Kwes.’ new album, ilp., is an immersive experience. It begins with “purplehands”, a soundscape created out of found and captured sounds that have been processed and manipulated, and then added to with lingering musical notes. An aural walk in an urban park, complete with honking geese and hissing swans, this track morphs to become a song that is laced with memory and experiences.
Something of a protégé, Kwes., or Kwesi Sey, has worked with such musical luminaries as Bobby Womack, Damon Albarn and Micachu. However, in a touch that signifies this artist’s commitment to the personal and private, the biographical material accompanying this release informs us that his musical journey was kickstarted by a gift of a keyboard from his grandmother. A keyboard that he still uses. I find this emphasis entirely appropriate: ilp. is an album of personal ballads. Touching, intimate, engaging but always surprising and intuitively odd, each track is like a memento. Backwards echoes and unconventional multilayering effects offset charming and traditionally framed tunes that are sung, sometimes in a crooning, sometimes in a soulful voice. Behind classic phrasing and homespun lyrics, a palette of tampered, tempered and distorted sounds make up the musical accompaniment. Whether it is the childhood sweetheart recollections of “rollerblades”; the elegant and apparently analogous songwriting of “cablecar”; or the gospel clap and soulful elegy to an out of reach beauty that is “flower” — this combination of both “pop and mad sounds” delivers an album that is both highly listenable and unexpectedly strange, without ever becoming overly obtuse.
With influences as wide-ranging as Scott Walker, Missy Elliot, Frank Zappa, Joni Mitchell and Deerhoof, Kwes. has a firm understanding of both the craft of songwriting and the need to avoid the mundane. Labeling his musical project as “freepop”, he is clearly determined to avoid the limitations of established genres. Essentially though — and this comes across in his music — he describes himself as being “just a lover of music”.
Memory is one of the most important and fundamental drivers of creative expression. However, the key role it plays is also centrally dictated by the whimsical and fugitive nature of recollection. In his novel, Vie d’Henry Brulard, the French novelist Henri Stendhal articulates the difficulties inherent in recapturing autobiographical detail and memories from years gone by. Those discoveries that “are like great fragments of fresco on a wall, which, long forgotten, reappear suddenly, and by the side of these well-preserved fragments… great gaps where there’s nothing to be seen…” Kwes. has understood this and seeks to recreate, or better still evoke, the nature of memory by conjuring a palimpsestic record at the core of which is an understanding of the role of the sentimental in our relationship with the past.
It is the sentimental that fills in those missing segments and allows for the partial to become apparently whole.
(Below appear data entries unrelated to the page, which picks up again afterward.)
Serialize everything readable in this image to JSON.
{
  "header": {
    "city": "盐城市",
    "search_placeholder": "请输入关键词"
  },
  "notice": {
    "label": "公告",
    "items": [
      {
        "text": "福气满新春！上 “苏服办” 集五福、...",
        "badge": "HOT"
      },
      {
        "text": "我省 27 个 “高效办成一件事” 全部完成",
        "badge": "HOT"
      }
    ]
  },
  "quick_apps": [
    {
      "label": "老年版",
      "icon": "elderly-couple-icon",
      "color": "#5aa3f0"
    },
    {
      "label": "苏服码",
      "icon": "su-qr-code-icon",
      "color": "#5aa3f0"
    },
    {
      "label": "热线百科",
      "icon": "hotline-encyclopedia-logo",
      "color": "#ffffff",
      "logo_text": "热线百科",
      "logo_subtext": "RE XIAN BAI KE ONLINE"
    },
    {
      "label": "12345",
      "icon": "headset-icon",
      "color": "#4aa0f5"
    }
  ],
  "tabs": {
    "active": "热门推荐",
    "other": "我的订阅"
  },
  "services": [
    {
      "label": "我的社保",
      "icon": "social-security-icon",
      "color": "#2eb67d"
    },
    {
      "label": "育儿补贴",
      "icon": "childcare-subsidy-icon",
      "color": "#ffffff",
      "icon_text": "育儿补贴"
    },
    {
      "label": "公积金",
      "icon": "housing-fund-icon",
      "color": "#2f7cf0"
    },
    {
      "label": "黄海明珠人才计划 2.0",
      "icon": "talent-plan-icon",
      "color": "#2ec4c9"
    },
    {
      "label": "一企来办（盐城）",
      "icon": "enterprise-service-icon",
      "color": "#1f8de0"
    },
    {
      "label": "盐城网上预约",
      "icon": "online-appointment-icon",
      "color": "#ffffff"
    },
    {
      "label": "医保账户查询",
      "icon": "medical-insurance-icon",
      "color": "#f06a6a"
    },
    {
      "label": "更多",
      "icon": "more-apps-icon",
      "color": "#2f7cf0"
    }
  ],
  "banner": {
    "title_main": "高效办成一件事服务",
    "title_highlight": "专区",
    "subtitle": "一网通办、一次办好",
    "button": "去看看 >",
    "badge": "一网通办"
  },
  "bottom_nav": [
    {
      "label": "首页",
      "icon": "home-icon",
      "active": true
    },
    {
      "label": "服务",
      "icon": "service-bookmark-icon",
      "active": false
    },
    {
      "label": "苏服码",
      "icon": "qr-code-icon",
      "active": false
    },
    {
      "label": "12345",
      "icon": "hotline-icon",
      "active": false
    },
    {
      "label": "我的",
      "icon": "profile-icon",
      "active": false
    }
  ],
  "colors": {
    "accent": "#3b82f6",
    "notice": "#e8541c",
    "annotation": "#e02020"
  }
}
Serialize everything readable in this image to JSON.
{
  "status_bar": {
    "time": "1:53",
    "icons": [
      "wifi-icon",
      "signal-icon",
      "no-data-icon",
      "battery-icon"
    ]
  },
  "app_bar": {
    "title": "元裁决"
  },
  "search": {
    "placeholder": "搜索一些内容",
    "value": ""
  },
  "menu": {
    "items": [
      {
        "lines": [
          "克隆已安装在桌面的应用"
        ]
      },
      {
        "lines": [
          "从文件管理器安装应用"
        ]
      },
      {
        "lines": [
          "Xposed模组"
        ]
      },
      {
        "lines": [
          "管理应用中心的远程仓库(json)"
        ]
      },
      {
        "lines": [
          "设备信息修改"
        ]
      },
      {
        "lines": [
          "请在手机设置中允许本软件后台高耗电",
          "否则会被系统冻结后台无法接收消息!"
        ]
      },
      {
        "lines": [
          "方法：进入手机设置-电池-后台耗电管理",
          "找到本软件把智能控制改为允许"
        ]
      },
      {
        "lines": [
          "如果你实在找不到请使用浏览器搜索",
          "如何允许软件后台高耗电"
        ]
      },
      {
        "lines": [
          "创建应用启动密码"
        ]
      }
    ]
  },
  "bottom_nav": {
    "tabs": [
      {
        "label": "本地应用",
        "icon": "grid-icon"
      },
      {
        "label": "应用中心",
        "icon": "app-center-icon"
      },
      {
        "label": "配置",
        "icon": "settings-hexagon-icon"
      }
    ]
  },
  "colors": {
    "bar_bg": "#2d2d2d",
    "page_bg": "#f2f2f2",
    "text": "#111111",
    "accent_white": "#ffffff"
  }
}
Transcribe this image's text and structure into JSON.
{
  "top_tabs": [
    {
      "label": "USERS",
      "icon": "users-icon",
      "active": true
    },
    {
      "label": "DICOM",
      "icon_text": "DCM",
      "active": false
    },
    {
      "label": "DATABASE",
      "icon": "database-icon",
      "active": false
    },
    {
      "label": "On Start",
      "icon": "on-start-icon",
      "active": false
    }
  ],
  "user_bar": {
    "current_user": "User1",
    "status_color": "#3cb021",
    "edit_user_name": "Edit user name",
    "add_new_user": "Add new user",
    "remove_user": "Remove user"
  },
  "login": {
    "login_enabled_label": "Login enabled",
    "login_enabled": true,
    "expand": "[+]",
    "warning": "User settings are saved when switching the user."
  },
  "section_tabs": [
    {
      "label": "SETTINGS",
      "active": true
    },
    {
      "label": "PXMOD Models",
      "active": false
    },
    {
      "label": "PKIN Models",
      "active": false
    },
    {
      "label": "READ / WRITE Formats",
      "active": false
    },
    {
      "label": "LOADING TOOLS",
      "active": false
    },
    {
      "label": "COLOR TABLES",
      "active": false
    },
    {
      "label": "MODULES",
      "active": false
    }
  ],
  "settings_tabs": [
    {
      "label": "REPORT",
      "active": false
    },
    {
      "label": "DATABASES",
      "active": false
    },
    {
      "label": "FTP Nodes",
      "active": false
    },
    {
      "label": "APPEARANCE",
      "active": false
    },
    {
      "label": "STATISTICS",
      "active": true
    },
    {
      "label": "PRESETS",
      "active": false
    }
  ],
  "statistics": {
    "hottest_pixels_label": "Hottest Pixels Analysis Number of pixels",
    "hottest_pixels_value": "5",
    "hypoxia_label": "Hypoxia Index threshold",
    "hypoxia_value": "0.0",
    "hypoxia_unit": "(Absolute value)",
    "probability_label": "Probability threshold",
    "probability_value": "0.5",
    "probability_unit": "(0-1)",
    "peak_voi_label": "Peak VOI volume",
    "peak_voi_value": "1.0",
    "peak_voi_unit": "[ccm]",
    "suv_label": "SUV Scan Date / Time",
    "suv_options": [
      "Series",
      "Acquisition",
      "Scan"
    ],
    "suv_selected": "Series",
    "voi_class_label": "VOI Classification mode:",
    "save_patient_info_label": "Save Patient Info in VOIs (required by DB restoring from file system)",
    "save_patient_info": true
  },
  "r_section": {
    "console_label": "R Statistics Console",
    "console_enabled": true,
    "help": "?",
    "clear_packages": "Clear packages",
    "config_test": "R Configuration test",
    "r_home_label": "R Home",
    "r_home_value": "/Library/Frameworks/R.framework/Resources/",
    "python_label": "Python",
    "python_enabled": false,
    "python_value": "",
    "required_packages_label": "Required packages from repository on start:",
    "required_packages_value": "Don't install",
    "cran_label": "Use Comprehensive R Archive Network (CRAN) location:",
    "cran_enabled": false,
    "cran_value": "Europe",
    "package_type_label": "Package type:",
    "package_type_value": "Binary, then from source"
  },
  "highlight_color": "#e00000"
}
Bonded to his own past of parents’ voices, of his father playing jazz records whilst his mother watched Coronation Street, and their playful arguments, Kwes. makes music that is unashamedly domestic in its perspectives but powerfully universal in its aims. Almost novelistic in intent, though without a direct narrative thread, ilp. is both an engram and an ode: it is his memory, observation and interpretation of love and family life. There is innocence here, but it is an innocence recalled from a position of sophisticated understanding for the purpose of pleasure.